That said, people have recognized the need for a product that performs this function WITHOUT having any potential impact to the soil or plants that come in contact with it. Meaning that a more natural solution needed to be found for crop plants.
Remarkably, most of the SAPs used in agriculture are still cross-linked polyacrylic acids, partial hydrolysis products of starch–acrylonitrile copolymers and starch–acrylic acid graft copolymers. That’s a lot of acrylic sitting in the soil, and potentially putting compounds into the plants.
Some companies, like Ecovia Renewables LLC, are looking to produce these materials through bacterial fermentation, making a final product from natural feedstocks (like corn and other renewable sources). Their BioGels™ are “100% non-toxic, eco-friendly, and biodegradable.” But they’re not available yet, and they only promise that they will be economically competitive.
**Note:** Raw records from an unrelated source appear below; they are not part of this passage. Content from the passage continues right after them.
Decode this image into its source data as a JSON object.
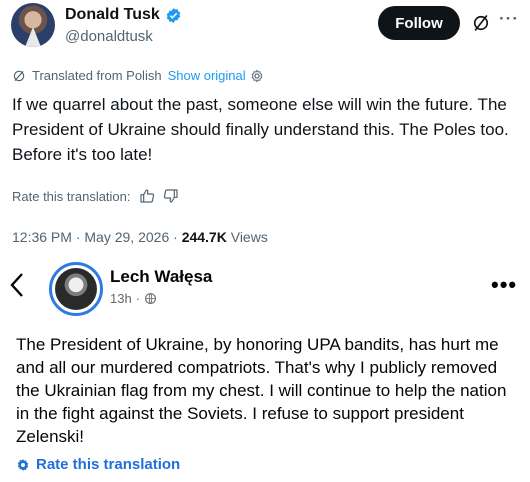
{
  "author": {
    "display_name": "Donald Tusk",
    "handle": "@donaldtusk",
    "verified": true,
    "follow_label": "Follow",
    "more_label": "···"
  },
  "translation": {
    "label": "Translated from Polish",
    "show_original": "Show original"
  },
  "tweet": {
    "text": "If we quarrel about the past, someone else will win the future. The President of Ukraine should finally understand this. The Poles too. Before it's too late!",
    "rate_label": "Rate this translation:",
    "time": "12:36 PM",
    "date": "May 29, 2026",
    "views_count": "244.7K",
    "views_label": "Views"
  },
  "embedded_post": {
    "name": "Lech Wałęsa",
    "age": "13h",
    "separator": "·",
    "more_label": "•••",
    "text": "The President of Ukraine, by honoring UPA bandits, has hurt me and all our murdered compatriots. That's why I publicly removed the Ukrainian flag from my chest. I will continue to help the nation in the fight against the Soviets. I refuse to support president Zelenski!",
    "rate_label": "Rate this translation"
  },
  "colors": {
    "accent": "#1d9bf0",
    "text": "#0f1419",
    "muted": "#536471",
    "fb_blue": "#216fdb",
    "follow_bg": "#0f1419"
  },
  "icons": {
    "verified": "verified-badge-icon",
    "grok": "grok-icon",
    "translate": "translate-slash-icon",
    "settings": "gear-icon",
    "thumbs_up": "thumbs-up-icon",
    "thumbs_down": "thumbs-down-icon",
    "back": "chevron-left-icon",
    "globe": "globe-icon"
  }
}
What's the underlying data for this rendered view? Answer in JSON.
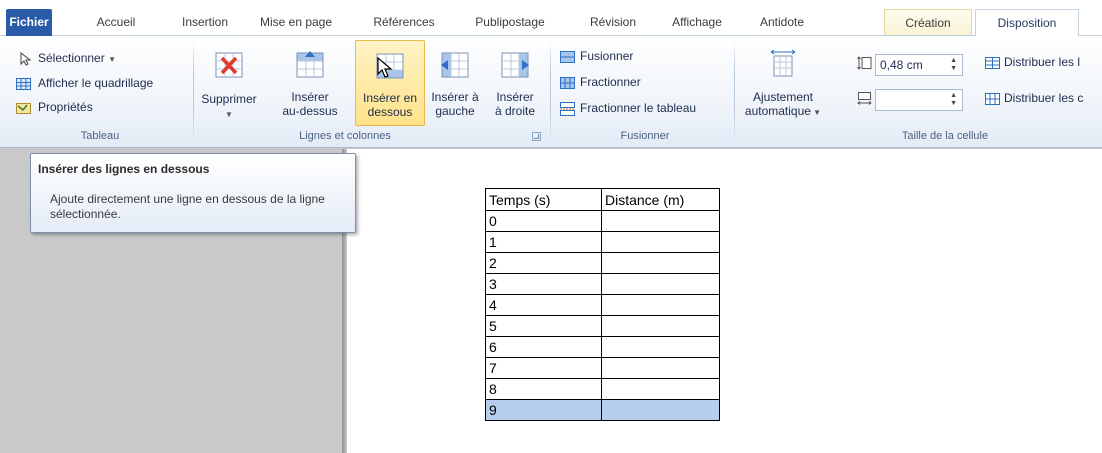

Not knocking them, just saying that the product is not necessarily ready for prime time.
According to her summary, her research topic came from a recognition that the severe drought conditions in South Africa – the worst in decades – were straining food production. The leap to SAPs is remarkable in and of itself, but the inclusion of waste material as the base for her explorations is inspired.
Noting that the peel of an orange is more than 60% polysaccharides, her hypothesis questioned its use as an effective building block for an SAP. After some fiddling with polymerization techniques, and the inclusion of another peel/skin (avocado), she created what is probably an edible SAP, that tested remarkably well when compared with synthetic varieties currently on the market.
By using a waste material as her raw material, she immediately keeps her costs low – trash is a relatively inexpensive material. Secondly, she’s potentially removing a volume of material from the Waste Stream: while in the US, the waste from juice extraction is completely reused, I don’t know what the situation is in South Africa. It could be argued, however, that putting this waste to use in the creation of SAPs is more valuable there than putting it into feedstocks.
Remember when we thought that the Ecosphere was such a cool thing? A completely sealed system that produced its own food and oxygen and used its waste as fuel and food?
It was supposed to be a metaphor, not a corporate gift. We live in a thing called the Biosphere – same same, but bigger.
Managing resources is increasingly critical to the success of business – not to mention the health of the planet – and the more that we can look to turning our “trash” into useful products, the better.
Congratulations to Kiara for inspired thinking, and to the judges for recognizing the importance of her project.